▸ PROBLEM REQUIREMENTS: Lines holding the string "date" in the listing below are to be copied.

+++

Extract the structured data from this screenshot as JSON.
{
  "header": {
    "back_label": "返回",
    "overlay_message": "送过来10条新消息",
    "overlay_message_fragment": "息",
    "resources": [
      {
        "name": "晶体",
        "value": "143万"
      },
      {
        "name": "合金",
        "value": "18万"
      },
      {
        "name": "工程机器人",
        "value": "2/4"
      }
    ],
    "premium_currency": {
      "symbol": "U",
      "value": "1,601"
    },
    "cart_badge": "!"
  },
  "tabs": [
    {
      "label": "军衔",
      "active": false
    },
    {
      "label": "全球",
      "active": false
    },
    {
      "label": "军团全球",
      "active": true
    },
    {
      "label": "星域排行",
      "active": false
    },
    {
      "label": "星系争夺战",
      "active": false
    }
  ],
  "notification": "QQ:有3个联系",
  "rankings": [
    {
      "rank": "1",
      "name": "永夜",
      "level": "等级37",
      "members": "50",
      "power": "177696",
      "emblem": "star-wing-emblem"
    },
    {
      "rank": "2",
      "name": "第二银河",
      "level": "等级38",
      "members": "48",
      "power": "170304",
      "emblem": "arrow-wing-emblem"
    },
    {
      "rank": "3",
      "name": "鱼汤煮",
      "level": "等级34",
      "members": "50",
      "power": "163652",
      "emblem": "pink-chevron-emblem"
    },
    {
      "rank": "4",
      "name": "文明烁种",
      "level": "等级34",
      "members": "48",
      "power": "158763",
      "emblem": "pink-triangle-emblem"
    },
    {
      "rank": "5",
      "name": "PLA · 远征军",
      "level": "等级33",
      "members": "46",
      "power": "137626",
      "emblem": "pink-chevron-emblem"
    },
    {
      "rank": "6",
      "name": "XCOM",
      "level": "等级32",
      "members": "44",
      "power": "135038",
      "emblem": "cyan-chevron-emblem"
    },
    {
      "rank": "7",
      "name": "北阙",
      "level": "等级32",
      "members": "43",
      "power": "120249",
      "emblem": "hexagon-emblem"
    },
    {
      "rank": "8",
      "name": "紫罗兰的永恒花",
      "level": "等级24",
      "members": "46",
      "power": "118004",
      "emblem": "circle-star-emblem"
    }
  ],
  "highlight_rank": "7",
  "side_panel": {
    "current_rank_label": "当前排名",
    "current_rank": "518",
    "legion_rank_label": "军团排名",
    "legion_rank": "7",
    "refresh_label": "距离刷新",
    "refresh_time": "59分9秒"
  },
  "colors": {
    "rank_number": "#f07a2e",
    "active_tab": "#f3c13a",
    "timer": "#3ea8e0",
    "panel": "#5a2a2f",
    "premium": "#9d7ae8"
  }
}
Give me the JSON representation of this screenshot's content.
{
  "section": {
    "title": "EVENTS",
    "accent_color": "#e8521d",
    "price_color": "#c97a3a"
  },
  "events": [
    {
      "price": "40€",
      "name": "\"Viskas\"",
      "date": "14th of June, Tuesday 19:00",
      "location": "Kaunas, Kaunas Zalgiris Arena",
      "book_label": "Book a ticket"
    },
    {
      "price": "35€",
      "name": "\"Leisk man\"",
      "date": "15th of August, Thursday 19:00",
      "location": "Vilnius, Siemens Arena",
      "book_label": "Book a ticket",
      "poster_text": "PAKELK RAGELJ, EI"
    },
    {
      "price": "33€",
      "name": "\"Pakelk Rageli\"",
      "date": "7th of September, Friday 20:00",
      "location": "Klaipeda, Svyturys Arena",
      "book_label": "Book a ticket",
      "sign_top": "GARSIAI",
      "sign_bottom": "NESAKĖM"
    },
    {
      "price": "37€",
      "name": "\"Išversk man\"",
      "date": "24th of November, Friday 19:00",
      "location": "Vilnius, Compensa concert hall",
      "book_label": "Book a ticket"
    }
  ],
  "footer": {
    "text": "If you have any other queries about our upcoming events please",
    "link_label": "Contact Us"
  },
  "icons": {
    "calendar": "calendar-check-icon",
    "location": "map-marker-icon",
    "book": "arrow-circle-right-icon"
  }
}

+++

▸ ANSWER TO THIS EXERCISE:
      "date": "14th of June, Tuesday 19:00",
      "date": "15th of August, Thursday 19:00",
      "date": "7th of September, Friday 20:00",
      "date": "24th of November, Friday 19:00",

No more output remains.